Pick every line from the data that holds the word "your".

[Opening Information provided section]

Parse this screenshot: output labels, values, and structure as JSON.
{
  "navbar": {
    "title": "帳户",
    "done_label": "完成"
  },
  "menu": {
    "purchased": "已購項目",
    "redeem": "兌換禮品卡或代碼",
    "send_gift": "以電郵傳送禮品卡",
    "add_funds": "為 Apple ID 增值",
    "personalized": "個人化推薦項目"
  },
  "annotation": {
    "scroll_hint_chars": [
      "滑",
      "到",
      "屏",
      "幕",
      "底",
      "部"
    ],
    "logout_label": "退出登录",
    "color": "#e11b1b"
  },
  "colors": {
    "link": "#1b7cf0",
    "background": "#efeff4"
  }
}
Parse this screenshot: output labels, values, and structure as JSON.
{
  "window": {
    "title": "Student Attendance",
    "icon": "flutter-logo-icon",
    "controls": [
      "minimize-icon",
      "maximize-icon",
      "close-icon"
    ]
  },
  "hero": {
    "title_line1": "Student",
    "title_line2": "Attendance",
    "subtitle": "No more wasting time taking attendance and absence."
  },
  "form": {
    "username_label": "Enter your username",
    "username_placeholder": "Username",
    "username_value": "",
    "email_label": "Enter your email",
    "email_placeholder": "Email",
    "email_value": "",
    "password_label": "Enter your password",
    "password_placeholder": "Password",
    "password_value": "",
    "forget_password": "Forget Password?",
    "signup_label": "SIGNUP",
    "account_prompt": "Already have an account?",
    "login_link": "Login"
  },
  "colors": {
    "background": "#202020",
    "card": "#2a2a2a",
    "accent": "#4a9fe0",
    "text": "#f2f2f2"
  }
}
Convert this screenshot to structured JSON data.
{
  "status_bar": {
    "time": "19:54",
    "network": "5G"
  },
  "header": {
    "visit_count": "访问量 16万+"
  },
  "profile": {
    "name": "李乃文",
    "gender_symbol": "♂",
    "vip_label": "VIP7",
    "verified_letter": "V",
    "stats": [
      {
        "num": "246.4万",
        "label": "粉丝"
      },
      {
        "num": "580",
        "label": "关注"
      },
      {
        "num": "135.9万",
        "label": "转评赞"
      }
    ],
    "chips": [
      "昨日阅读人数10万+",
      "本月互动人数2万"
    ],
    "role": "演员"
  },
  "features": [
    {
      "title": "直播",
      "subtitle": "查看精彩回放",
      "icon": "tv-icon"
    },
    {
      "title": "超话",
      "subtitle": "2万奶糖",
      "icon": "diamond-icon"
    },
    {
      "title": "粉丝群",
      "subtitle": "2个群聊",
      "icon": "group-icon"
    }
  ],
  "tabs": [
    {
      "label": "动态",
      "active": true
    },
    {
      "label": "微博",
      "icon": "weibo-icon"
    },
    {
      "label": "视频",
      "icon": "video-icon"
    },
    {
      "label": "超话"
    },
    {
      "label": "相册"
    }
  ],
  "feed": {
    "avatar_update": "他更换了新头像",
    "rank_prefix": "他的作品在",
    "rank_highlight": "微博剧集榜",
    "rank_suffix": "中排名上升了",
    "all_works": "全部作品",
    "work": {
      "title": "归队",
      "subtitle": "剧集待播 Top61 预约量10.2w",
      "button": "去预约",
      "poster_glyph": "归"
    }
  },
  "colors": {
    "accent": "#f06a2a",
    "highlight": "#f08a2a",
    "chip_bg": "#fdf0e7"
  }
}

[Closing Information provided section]

- Answer space:
    "username_label": "Enter your username",
    "email_label": "Enter your email",
    "password_label": "Enter your password",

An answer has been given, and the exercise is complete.